Researchers at Oxford University in the UK are studying networks of all kinds -- traffic, the Internet, supply chains, and even tumors -- to understand where bottlenecks occur and how to route around them. The problem in most cases apparently occurs when a network uses a hub-and-spoke model to connect to a center. When all routes head toward the center, they invariably become congested... no matter how many routes are available. So building more routes directly to the center is not necessarily the solution.

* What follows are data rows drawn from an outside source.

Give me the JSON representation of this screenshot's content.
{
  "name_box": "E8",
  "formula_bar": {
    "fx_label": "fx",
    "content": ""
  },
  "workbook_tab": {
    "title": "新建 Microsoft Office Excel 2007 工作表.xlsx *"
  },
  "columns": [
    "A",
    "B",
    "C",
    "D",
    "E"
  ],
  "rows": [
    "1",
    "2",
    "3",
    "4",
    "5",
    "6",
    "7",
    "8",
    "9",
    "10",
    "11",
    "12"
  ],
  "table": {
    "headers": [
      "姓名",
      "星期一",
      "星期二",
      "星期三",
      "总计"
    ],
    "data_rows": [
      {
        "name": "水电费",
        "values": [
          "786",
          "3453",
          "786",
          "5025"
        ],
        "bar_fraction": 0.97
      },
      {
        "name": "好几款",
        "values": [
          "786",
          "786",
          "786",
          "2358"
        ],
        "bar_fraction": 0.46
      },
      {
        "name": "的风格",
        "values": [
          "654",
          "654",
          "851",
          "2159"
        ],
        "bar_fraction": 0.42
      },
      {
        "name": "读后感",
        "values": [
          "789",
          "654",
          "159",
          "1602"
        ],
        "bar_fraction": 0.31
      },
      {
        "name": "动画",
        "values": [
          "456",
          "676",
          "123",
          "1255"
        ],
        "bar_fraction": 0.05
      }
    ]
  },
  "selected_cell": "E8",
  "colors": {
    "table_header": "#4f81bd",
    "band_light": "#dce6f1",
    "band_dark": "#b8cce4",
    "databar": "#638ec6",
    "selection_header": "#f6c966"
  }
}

What does seem to help, though, is to create alternative, indirect routes to the center, and to stagger traffic. In the case of car traffic, entry ramps with time delays and tolls charged for entering city centers at peak times have proven to reduce congestion. The downside is that drivers have to plan their commutes a bit more carefully. But if the end result is less time sitting in traffic jams, few will complain.
Source: Technology Research Network